— Records shown —

___

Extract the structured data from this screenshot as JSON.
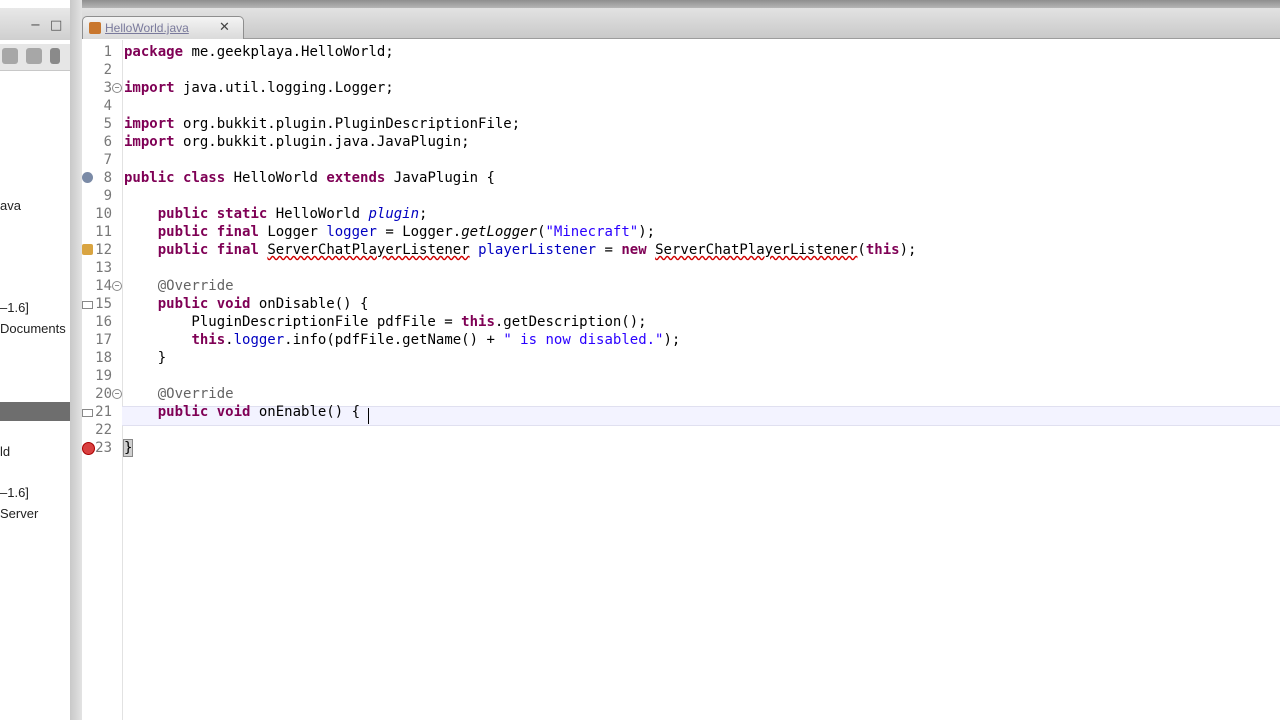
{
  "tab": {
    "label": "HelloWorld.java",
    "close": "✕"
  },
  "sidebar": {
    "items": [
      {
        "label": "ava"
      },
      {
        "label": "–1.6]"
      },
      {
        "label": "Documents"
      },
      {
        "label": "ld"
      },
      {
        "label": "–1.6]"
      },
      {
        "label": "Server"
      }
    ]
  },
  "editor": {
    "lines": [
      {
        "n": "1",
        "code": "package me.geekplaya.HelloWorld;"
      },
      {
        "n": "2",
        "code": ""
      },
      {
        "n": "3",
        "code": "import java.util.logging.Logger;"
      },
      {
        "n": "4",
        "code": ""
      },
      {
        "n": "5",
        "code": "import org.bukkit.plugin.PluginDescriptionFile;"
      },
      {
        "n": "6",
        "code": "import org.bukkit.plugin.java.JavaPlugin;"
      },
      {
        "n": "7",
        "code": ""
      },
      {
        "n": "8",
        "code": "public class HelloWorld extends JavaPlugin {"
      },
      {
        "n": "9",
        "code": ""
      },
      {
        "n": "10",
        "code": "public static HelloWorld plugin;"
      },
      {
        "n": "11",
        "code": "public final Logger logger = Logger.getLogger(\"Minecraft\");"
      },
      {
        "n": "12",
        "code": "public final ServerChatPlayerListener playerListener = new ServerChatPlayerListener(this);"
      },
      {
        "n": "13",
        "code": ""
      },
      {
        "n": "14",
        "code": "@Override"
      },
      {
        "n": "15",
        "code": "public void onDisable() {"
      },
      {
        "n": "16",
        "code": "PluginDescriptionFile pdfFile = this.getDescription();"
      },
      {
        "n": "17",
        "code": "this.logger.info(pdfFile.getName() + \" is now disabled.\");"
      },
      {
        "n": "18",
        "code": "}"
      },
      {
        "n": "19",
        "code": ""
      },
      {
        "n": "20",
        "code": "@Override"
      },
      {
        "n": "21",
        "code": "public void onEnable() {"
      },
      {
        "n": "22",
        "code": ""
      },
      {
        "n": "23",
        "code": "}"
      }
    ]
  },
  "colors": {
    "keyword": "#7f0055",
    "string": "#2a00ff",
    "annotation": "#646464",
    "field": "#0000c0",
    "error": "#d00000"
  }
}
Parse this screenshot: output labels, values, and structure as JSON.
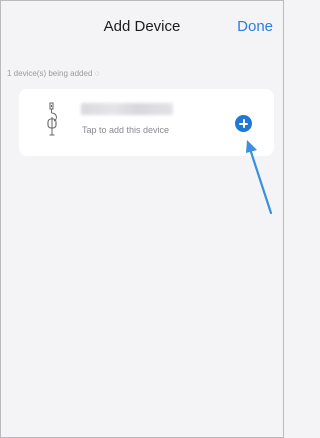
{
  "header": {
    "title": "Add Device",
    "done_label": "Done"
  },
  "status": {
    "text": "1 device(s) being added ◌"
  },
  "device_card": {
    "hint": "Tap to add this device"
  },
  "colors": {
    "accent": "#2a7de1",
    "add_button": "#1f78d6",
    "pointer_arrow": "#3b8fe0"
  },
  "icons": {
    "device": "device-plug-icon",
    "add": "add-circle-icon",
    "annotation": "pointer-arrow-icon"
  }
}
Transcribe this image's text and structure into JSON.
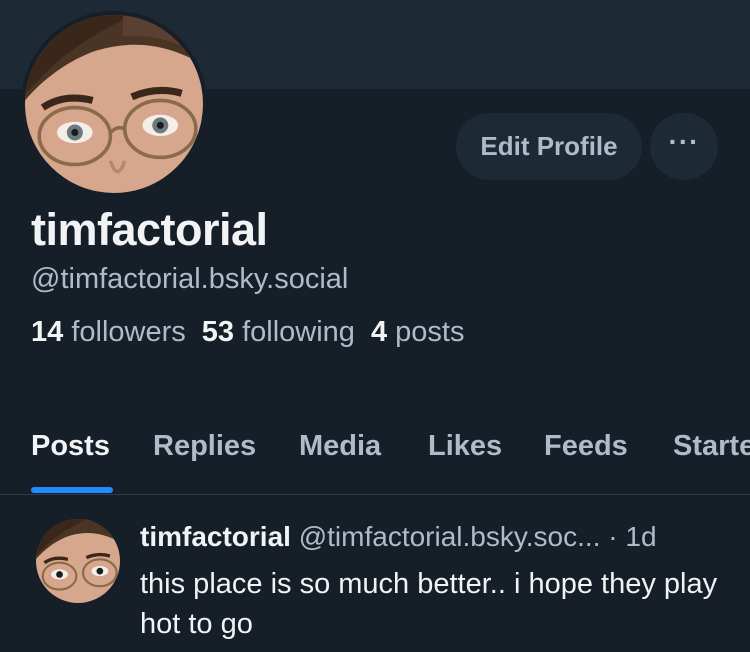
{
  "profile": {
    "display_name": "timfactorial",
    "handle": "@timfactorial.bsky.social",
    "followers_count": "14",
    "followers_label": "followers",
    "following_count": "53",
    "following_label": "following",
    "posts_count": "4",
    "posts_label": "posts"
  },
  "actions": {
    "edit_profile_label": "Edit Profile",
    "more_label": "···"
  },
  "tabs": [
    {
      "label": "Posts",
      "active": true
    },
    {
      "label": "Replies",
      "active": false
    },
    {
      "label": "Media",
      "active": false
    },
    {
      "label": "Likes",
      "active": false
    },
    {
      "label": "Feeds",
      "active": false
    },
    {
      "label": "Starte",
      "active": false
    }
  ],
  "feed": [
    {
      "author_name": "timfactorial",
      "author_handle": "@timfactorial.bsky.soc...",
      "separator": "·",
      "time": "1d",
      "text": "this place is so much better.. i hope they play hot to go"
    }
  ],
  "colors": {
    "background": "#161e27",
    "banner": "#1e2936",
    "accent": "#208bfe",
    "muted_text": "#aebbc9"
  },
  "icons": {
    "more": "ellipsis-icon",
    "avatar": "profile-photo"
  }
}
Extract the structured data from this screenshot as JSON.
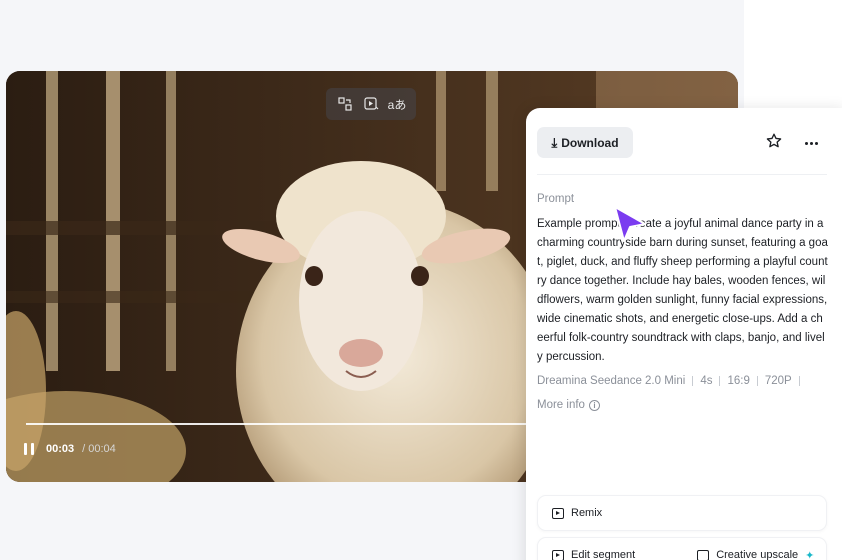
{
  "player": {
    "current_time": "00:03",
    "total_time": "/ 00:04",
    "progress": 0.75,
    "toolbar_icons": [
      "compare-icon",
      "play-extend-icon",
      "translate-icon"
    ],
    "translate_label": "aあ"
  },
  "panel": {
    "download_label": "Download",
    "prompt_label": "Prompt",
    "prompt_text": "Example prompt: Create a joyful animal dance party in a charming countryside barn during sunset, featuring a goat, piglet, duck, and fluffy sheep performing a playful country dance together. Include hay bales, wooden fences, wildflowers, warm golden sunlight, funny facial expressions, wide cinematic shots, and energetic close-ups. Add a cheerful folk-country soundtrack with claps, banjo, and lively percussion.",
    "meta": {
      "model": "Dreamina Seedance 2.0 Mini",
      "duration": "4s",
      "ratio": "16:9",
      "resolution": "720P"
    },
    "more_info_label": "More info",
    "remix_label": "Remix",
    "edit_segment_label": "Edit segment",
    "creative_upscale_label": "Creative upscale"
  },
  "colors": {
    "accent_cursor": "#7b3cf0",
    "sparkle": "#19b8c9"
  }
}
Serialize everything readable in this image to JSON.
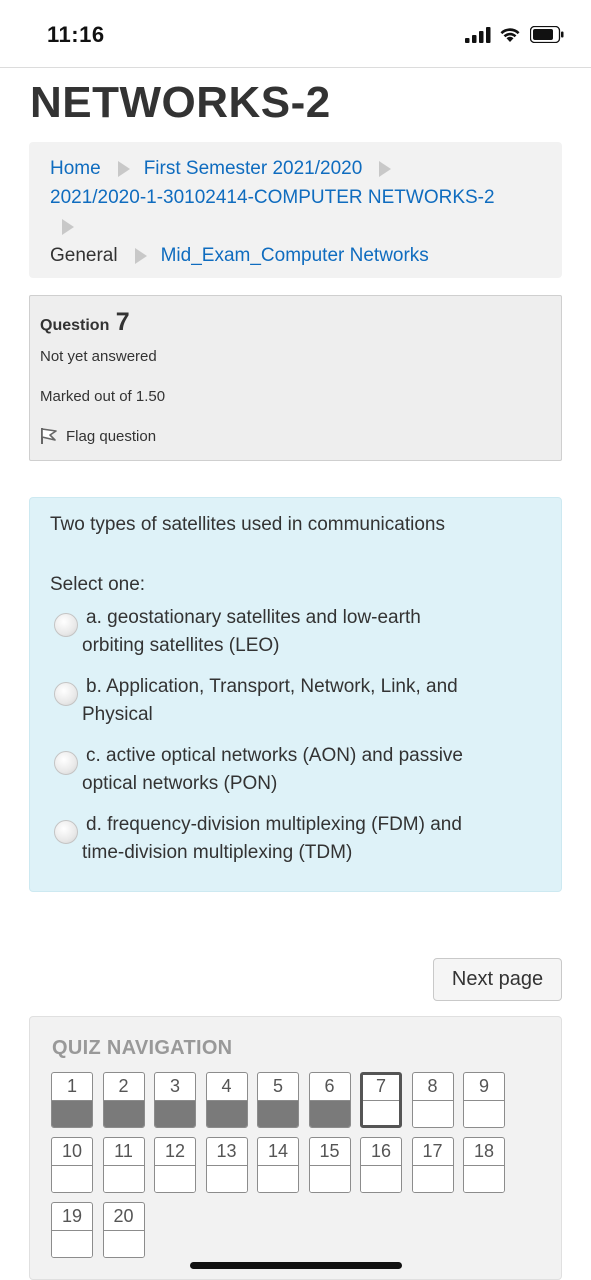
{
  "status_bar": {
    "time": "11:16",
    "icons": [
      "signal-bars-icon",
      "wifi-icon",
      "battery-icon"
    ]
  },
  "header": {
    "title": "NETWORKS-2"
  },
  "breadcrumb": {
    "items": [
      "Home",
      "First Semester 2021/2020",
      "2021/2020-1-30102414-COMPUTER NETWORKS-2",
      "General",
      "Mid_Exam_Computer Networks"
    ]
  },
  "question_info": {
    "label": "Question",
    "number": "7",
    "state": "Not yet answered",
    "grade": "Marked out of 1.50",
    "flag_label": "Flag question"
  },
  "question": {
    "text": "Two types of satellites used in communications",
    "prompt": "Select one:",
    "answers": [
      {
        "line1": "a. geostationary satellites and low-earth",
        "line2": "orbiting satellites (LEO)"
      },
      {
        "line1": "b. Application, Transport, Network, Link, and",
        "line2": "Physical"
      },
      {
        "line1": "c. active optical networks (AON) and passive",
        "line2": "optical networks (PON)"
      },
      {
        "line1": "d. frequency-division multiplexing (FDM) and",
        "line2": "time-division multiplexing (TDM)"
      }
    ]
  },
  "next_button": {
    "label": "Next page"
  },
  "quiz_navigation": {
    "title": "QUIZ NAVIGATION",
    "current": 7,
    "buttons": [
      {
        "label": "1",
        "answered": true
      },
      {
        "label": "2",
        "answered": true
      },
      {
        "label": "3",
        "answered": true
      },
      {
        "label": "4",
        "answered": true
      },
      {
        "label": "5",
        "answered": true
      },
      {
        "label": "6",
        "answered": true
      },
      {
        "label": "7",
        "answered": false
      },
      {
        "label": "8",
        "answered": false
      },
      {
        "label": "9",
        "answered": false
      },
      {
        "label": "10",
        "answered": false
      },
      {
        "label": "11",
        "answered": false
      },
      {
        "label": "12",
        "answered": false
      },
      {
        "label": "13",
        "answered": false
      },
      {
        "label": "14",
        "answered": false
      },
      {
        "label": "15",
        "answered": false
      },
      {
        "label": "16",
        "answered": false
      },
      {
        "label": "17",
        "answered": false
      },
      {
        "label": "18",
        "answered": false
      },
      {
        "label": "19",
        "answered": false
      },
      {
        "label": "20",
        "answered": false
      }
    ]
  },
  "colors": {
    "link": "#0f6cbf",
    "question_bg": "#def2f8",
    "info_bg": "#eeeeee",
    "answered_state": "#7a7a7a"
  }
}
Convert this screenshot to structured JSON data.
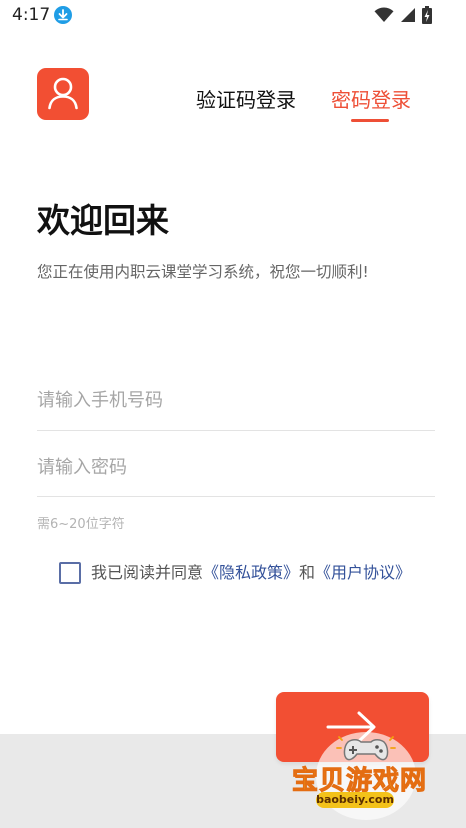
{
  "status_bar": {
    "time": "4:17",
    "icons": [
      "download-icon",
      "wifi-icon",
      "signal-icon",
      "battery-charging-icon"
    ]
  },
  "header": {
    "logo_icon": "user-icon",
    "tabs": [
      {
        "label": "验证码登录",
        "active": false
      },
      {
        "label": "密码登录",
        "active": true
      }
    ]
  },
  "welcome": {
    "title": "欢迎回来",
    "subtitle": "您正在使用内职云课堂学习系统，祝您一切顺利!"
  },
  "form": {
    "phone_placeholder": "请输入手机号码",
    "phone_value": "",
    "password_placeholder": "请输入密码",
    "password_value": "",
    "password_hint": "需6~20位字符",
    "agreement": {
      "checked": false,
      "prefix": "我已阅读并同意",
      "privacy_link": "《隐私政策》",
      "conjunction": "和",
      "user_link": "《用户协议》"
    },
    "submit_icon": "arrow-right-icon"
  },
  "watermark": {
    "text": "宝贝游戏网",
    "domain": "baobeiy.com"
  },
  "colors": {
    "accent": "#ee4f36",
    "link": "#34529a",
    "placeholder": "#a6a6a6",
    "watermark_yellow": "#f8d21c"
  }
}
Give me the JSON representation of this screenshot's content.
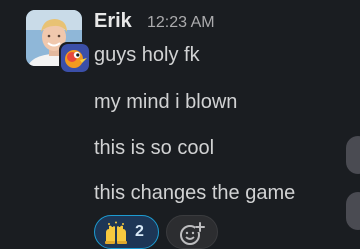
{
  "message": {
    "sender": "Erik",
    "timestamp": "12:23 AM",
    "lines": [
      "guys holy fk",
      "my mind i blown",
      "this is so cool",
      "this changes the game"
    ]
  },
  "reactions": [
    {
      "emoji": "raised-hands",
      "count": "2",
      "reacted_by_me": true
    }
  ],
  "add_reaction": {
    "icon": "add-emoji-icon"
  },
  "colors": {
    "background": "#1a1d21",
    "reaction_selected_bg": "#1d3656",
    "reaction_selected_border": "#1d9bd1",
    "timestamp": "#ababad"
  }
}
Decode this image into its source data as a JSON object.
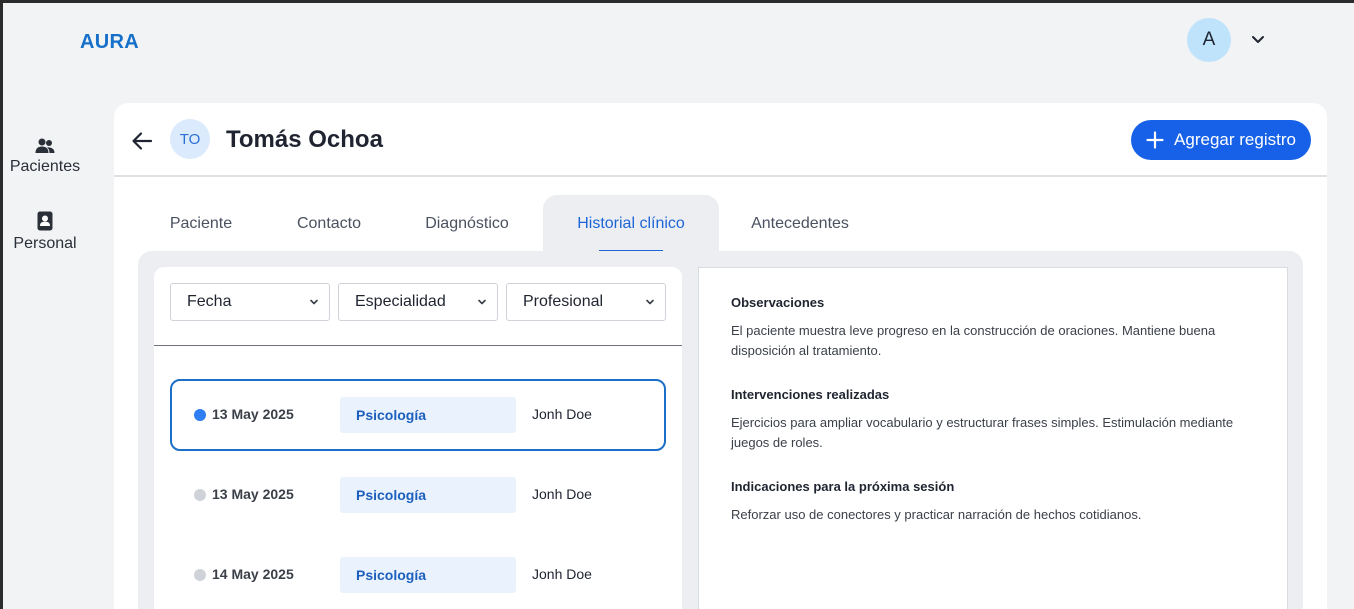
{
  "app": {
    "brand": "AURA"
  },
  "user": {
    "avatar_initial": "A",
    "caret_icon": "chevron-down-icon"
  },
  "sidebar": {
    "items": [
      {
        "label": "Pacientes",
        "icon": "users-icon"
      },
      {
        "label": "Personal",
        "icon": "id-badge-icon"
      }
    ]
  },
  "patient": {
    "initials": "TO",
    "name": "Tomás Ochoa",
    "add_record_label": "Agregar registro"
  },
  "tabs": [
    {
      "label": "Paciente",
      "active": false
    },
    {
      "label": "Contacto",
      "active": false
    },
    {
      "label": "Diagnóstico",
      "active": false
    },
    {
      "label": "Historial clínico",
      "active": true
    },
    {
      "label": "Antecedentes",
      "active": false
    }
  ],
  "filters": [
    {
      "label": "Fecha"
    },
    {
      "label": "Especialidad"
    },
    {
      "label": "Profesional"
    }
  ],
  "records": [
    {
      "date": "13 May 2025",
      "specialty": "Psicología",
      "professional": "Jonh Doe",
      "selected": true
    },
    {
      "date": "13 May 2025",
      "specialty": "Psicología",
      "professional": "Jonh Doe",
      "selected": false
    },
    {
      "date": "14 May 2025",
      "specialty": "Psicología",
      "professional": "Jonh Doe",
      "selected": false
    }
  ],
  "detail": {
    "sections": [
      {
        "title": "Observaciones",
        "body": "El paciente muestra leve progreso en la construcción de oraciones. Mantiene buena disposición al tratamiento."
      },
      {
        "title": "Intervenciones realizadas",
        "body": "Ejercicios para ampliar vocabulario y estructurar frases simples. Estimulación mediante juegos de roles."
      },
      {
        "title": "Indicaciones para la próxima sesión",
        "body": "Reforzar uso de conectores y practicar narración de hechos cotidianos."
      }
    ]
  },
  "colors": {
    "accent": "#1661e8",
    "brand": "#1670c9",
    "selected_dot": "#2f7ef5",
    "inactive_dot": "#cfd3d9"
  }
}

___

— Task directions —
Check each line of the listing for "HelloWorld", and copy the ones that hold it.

— Answer —
    "label": "HelloWorld.java",
        "code": "package me.geekplaya.HelloWorld;"
        "code": "public class HelloWorld extends JavaPlugin {"
        "code": "public static HelloWorld plugin;"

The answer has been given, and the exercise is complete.